* DATA FOR REVIEW
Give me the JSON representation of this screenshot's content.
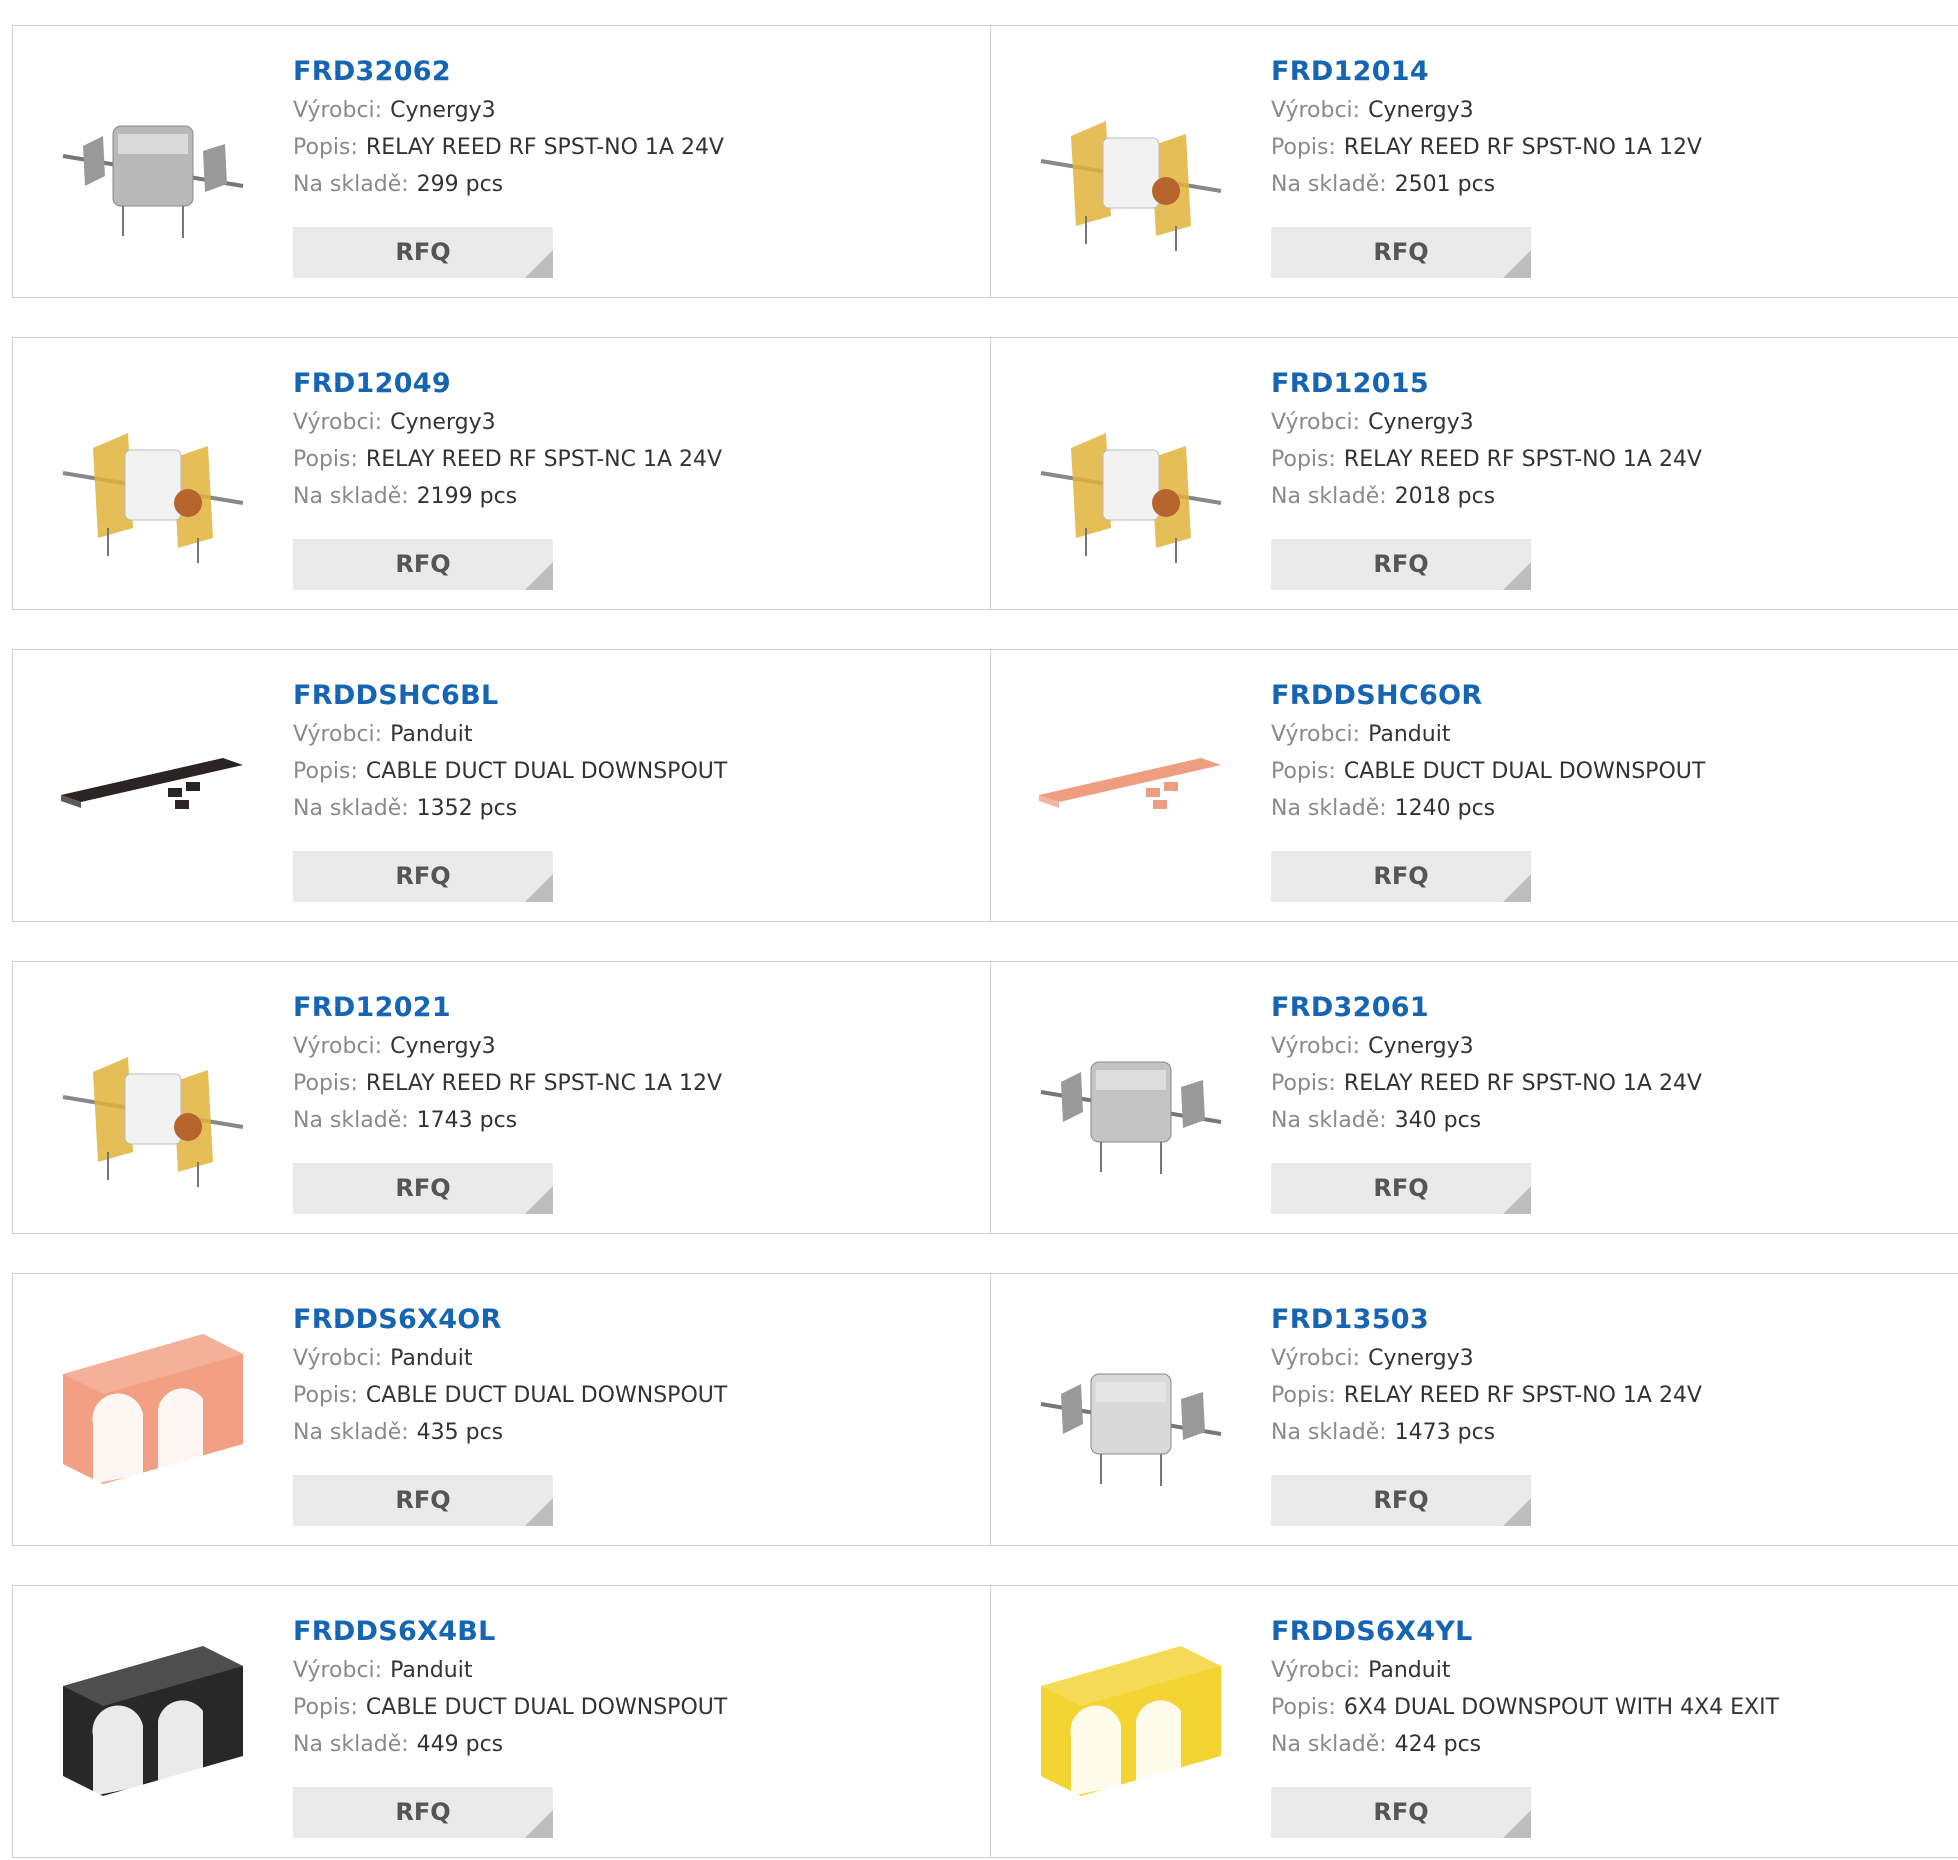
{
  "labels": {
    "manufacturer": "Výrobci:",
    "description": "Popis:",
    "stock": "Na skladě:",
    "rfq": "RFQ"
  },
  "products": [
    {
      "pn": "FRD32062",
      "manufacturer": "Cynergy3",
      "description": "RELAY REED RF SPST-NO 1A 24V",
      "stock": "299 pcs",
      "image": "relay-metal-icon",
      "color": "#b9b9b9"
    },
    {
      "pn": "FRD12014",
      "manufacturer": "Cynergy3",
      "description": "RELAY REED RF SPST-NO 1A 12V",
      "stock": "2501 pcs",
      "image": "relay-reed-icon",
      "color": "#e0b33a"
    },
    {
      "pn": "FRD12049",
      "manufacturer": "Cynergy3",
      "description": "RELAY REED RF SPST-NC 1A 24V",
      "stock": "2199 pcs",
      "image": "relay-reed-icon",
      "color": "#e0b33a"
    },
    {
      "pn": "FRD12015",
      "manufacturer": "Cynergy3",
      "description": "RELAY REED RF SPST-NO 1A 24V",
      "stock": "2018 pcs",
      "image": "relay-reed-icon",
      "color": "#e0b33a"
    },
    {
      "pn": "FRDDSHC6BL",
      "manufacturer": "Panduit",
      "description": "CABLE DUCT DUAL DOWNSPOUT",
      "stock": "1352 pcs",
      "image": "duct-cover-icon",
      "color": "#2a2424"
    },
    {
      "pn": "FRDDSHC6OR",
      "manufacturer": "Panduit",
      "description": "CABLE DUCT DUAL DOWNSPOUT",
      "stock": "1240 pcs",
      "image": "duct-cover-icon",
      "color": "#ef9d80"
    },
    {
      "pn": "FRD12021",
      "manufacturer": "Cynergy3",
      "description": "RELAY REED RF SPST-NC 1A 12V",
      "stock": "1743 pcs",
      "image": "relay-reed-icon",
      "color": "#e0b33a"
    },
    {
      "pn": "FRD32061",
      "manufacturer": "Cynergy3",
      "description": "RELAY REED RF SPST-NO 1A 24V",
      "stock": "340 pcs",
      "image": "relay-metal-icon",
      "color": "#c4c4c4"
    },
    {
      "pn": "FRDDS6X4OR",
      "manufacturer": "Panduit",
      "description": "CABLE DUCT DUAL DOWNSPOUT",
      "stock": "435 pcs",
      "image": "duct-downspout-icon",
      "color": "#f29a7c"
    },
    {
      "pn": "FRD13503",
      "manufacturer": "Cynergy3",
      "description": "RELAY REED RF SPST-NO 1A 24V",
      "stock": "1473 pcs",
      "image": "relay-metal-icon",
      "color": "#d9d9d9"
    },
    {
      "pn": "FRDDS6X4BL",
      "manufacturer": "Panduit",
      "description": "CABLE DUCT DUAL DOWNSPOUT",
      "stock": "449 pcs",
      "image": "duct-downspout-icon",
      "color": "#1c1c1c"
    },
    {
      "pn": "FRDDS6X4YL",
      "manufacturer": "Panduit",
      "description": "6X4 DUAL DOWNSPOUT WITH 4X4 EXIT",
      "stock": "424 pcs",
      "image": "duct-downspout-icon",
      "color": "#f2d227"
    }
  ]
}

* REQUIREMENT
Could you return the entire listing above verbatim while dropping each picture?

* FINAL ANSWER
Give me the JSON representation of this screenshot's content.
{
  "labels": {
    "manufacturer": "Výrobci:",
    "description": "Popis:",
    "stock": "Na skladě:",
    "rfq": "RFQ"
  },
  "products": [
    {
      "pn": "FRD32062",
      "manufacturer": "Cynergy3",
      "description": "RELAY REED RF SPST-NO 1A 24V",
      "stock": "299 pcs",
      "image": "relay-metal-icon",
      "color": "#b9b9b9"
    },
    {
      "pn": "FRD12014",
      "manufacturer": "Cynergy3",
      "description": "RELAY REED RF SPST-NO 1A 12V",
      "stock": "2501 pcs",
      "image": "relay-reed-icon",
      "color": "#e0b33a"
    },
    {
      "pn": "FRD12049",
      "manufacturer": "Cynergy3",
      "description": "RELAY REED RF SPST-NC 1A 24V",
      "stock": "2199 pcs",
      "image": "relay-reed-icon",
      "color": "#e0b33a"
    },
    {
      "pn": "FRD12015",
      "manufacturer": "Cynergy3",
      "description": "RELAY REED RF SPST-NO 1A 24V",
      "stock": "2018 pcs",
      "image": "relay-reed-icon",
      "color": "#e0b33a"
    },
    {
      "pn": "FRDDSHC6BL",
      "manufacturer": "Panduit",
      "description": "CABLE DUCT DUAL DOWNSPOUT",
      "stock": "1352 pcs",
      "image": "duct-cover-icon",
      "color": "#2a2424"
    },
    {
      "pn": "FRDDSHC6OR",
      "manufacturer": "Panduit",
      "description": "CABLE DUCT DUAL DOWNSPOUT",
      "stock": "1240 pcs",
      "image": "duct-cover-icon",
      "color": "#ef9d80"
    },
    {
      "pn": "FRD12021",
      "manufacturer": "Cynergy3",
      "description": "RELAY REED RF SPST-NC 1A 12V",
      "stock": "1743 pcs",
      "image": "relay-reed-icon",
      "color": "#e0b33a"
    },
    {
      "pn": "FRD32061",
      "manufacturer": "Cynergy3",
      "description": "RELAY REED RF SPST-NO 1A 24V",
      "stock": "340 pcs",
      "image": "relay-metal-icon",
      "color": "#c4c4c4"
    },
    {
      "pn": "FRDDS6X4OR",
      "manufacturer": "Panduit",
      "description": "CABLE DUCT DUAL DOWNSPOUT",
      "stock": "435 pcs",
      "image": "duct-downspout-icon",
      "color": "#f29a7c"
    },
    {
      "pn": "FRD13503",
      "manufacturer": "Cynergy3",
      "description": "RELAY REED RF SPST-NO 1A 24V",
      "stock": "1473 pcs",
      "image": "relay-metal-icon",
      "color": "#d9d9d9"
    },
    {
      "pn": "FRDDS6X4BL",
      "manufacturer": "Panduit",
      "description": "CABLE DUCT DUAL DOWNSPOUT",
      "stock": "449 pcs",
      "image": "duct-downspout-icon",
      "color": "#1c1c1c"
    },
    {
      "pn": "FRDDS6X4YL",
      "manufacturer": "Panduit",
      "description": "6X4 DUAL DOWNSPOUT WITH 4X4 EXIT",
      "stock": "424 pcs",
      "image": "duct-downspout-icon",
      "color": "#f2d227"
    }
  ]
}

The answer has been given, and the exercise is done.